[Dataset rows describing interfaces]

·····

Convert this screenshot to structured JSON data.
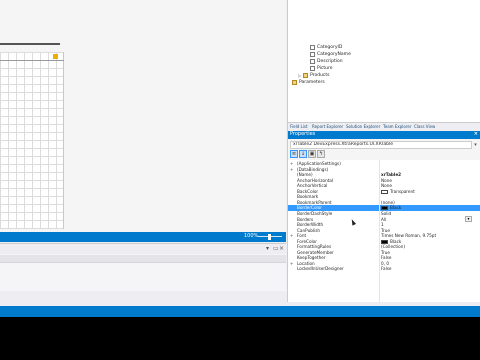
{
  "designer": {
    "zoom": "100%"
  },
  "field_list": {
    "items": [
      {
        "label": "CategoryID",
        "type": "field"
      },
      {
        "label": "CategoryName",
        "type": "field"
      },
      {
        "label": "Description",
        "type": "field"
      },
      {
        "label": "Picture",
        "type": "field"
      },
      {
        "label": "Products",
        "type": "folder"
      },
      {
        "label": "Parameters",
        "type": "folder"
      }
    ]
  },
  "explorer_tabs": [
    "Field List",
    "Report Explorer",
    "Solution Explorer",
    "Team Explorer",
    "Class View"
  ],
  "properties": {
    "title": "Properties",
    "selector": "xrTable2  DevExpress.XtraReports.UI.XRTable",
    "rows": [
      {
        "name": "(ApplicationSettings)",
        "value": "",
        "expander": "+"
      },
      {
        "name": "(DataBindings)",
        "value": "",
        "expander": "+"
      },
      {
        "name": "(Name)",
        "value": "xrTable2",
        "bold": true
      },
      {
        "name": "AnchorHorizontal",
        "value": "None"
      },
      {
        "name": "AnchorVertical",
        "value": "None"
      },
      {
        "name": "BackColor",
        "value": "Transparent",
        "swatch": "#ffffff"
      },
      {
        "name": "Bookmark",
        "value": ""
      },
      {
        "name": "BookmarkParent",
        "value": "(none)"
      },
      {
        "name": "BorderColor",
        "value": "Black",
        "swatch": "#000000",
        "selected": true
      },
      {
        "name": "BorderDashStyle",
        "value": "Solid"
      },
      {
        "name": "Borders",
        "value": "All"
      },
      {
        "name": "BorderWidth",
        "value": "1"
      },
      {
        "name": "CanPublish",
        "value": "True"
      },
      {
        "name": "Font",
        "value": "Times New Roman, 9.75pt",
        "expander": "+"
      },
      {
        "name": "ForeColor",
        "value": "Black",
        "swatch": "#000000"
      },
      {
        "name": "FormattingRules",
        "value": "(Collection)"
      },
      {
        "name": "GenerateMember",
        "value": "True"
      },
      {
        "name": "KeepTogether",
        "value": "False"
      },
      {
        "name": "Location",
        "value": "0, 0",
        "expander": "+"
      },
      {
        "name": "LockedInUserDesigner",
        "value": "False"
      }
    ]
  },
  "colors": {
    "accent": "#007acc",
    "selection": "#3399ff"
  }
}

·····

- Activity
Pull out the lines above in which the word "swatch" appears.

- Written response
        "swatch": "#ffffff"
        "swatch": "#000000",
        "swatch": "#000000"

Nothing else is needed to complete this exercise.